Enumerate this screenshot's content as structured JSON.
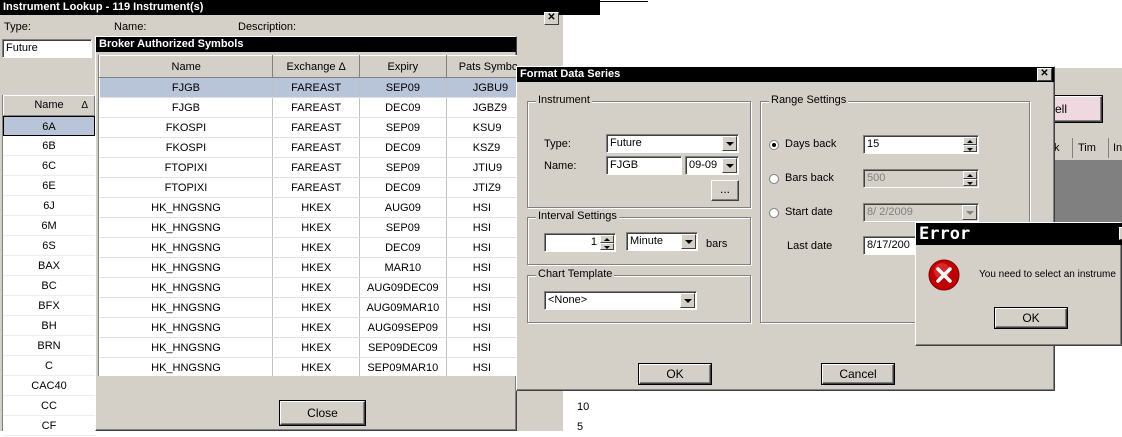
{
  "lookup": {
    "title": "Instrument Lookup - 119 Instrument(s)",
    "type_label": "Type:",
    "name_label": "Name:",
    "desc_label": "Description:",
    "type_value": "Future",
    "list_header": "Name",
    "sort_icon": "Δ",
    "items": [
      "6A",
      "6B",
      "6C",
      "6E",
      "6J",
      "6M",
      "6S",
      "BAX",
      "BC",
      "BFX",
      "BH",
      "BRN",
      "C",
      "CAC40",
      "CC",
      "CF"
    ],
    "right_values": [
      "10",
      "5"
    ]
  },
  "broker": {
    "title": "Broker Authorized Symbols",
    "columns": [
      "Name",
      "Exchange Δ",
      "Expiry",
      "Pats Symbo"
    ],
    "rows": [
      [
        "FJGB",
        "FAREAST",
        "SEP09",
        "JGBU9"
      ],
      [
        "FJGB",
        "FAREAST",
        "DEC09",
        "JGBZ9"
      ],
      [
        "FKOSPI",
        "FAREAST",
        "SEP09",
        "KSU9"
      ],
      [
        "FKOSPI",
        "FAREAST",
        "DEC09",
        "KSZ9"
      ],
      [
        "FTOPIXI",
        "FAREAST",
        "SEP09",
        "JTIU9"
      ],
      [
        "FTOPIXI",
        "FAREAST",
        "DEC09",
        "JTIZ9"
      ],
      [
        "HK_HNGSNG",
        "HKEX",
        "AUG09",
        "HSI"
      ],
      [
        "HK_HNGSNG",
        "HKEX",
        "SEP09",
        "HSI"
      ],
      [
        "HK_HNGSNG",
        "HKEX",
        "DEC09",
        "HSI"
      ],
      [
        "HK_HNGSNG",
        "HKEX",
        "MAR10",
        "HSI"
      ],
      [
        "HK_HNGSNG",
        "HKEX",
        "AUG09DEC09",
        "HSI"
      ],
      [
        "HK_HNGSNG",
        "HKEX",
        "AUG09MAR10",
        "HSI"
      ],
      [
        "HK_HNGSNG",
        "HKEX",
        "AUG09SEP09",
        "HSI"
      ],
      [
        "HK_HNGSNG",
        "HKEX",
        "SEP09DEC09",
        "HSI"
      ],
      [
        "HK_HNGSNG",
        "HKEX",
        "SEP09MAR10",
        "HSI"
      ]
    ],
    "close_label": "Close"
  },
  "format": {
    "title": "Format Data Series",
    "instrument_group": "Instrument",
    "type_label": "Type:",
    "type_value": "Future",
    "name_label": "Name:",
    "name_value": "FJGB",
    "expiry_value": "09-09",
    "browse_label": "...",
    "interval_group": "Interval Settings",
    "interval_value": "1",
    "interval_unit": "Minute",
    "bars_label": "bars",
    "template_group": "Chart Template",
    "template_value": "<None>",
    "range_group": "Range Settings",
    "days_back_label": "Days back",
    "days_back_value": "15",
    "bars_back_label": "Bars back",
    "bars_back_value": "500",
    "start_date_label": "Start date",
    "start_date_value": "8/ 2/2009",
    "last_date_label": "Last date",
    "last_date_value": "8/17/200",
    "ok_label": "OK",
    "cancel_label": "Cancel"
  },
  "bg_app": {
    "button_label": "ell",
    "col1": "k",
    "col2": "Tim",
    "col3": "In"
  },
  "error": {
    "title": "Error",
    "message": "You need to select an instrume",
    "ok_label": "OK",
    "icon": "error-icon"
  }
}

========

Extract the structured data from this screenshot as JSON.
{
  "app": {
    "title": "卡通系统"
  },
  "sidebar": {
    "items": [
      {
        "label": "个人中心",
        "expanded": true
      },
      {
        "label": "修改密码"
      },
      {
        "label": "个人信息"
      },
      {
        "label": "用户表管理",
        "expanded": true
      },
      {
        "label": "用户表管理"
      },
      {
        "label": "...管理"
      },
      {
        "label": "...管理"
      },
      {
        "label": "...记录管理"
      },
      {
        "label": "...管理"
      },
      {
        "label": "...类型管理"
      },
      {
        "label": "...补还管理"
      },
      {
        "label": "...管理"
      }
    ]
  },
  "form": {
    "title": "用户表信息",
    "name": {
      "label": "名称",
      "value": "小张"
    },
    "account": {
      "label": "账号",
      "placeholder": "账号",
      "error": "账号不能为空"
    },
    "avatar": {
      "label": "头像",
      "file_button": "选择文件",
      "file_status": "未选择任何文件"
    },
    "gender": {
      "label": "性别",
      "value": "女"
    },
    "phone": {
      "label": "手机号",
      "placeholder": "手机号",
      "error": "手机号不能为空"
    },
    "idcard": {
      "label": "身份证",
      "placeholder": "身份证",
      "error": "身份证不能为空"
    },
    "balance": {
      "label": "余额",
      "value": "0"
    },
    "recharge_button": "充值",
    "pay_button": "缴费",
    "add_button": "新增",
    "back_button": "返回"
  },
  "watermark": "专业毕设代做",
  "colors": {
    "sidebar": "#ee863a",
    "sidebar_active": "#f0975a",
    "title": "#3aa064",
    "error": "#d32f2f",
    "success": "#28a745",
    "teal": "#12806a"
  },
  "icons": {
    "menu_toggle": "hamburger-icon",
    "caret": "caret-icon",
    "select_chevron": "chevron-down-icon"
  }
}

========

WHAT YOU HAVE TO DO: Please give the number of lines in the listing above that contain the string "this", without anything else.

SOLUTION: 2